Saturday and Sunday I taught a monotype workshop.  I relied on all of my techniques, tricks and tips to try and help students get the most from the two days. I answered lots of questions from students:  how this might work, what to do about this, that or the other, what size paper to use, any color suggestions? Oh, and one minor melt down.  Watching from my table, I could see her body tense up. She was squinting her eyes, wrinkling her nose and just froze.  Unable to make any decisions of where to go she got stuck, really stuck. She had been having similar issues earlier so I suspected that an intervention was needed. I resorted to one of my teaching tactics to get her moving.  I gave her 5 seconds to pick a tool and a color, counting down the seconds out loud. She had 10 seconds to make a mark, add color or remove ink before she had to put the tool down. Counting quickly, I asked her to make another choice and gave her 10 seconds to get it executed. We went through this together 4 times and then I grabbed the plate. We made a beeline to the press and I reminded her it was only paper, not arms and legs, but that we were going to print it.

Vapourous Landscape, Monotype, 14x14

When the press was running I talked with her about why she thought she was having a hard time making decisions and working. She bravely told me that in looking around, she was comparing herself to the other students and felt like she was coming up short. The feeling that she wasn’t getting it, that she wasn’t catching on and in her mind making good and interesting work led her to seize up. My heart broke. This is the exact opposite of what I hope students feel in class.  The first thing that came out of my mouth was that comparing yourself to another person creatively is the quickest way to make yourself miserable. This sentiment was echoed by the other students at the press and I think that helped her feel a bit better.  We lifted the felts and pulled the print back from the plate.  She was surprised that it was better than she thought. We talked about it briefly and then went back to her table. We went through the timed exercise again. I told her the surest way to get stuck is to stop moving and that she needed to get up momentum and keep rolling. I could visually see her loosen up and I encouraged her to continue limiting the amount of time between decisions and to just moving forward.

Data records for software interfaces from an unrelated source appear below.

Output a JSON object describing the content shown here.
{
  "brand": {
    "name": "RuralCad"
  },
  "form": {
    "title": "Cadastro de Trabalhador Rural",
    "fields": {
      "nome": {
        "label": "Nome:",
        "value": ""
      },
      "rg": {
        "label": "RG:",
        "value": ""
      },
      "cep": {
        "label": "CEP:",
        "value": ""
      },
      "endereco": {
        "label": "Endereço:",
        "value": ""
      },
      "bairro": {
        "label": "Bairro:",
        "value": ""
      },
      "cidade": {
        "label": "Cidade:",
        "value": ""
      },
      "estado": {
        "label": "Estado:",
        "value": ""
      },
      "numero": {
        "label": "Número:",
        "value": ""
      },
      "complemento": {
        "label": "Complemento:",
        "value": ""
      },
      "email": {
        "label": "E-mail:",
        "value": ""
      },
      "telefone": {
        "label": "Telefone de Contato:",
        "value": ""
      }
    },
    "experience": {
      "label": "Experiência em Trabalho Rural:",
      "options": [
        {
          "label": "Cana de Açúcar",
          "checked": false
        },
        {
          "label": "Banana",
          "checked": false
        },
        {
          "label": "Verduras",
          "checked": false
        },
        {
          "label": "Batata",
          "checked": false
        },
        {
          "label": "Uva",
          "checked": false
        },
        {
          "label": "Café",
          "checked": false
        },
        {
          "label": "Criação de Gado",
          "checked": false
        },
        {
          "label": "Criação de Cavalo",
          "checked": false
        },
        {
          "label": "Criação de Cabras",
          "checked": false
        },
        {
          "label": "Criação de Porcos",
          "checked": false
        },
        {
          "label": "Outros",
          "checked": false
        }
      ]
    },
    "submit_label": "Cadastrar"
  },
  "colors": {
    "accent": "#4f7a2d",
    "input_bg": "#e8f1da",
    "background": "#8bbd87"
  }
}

I can’t say that by the end of class everything was hunky-dorey and she felt fabulous about every print she did from then on, but I do think that there was a mental shift that was visible in her work. First off, she produced twice as many prints as she had before which meant two things. One, she wasn’t stuck anymore and two she was learning twice as much as before by making more work. Experimentation became less scary and she was much more willing to say that she was just going to try it and see what happened. Efforts that didn’t work out became tools to use for the next print and she became more deliberate about color palette and composition which resulted in better work. As she stopped comparing, her work improved as did her confidence, which gave her more freedom in her choices and resulted in better work.

The situation reminded me again how true it is, that nothing will make you miserable faster than comparing yourself to others. I was impressed that she felt comfortable enough to express her fears in a class setting, and as always, I learned something too. The situation helped me strengthen my teaching and I was able to help her work through the issue in a constructive and compassionate way. I felt like a pretty good instructor, which is not to say that I am comparing!!

Advertisements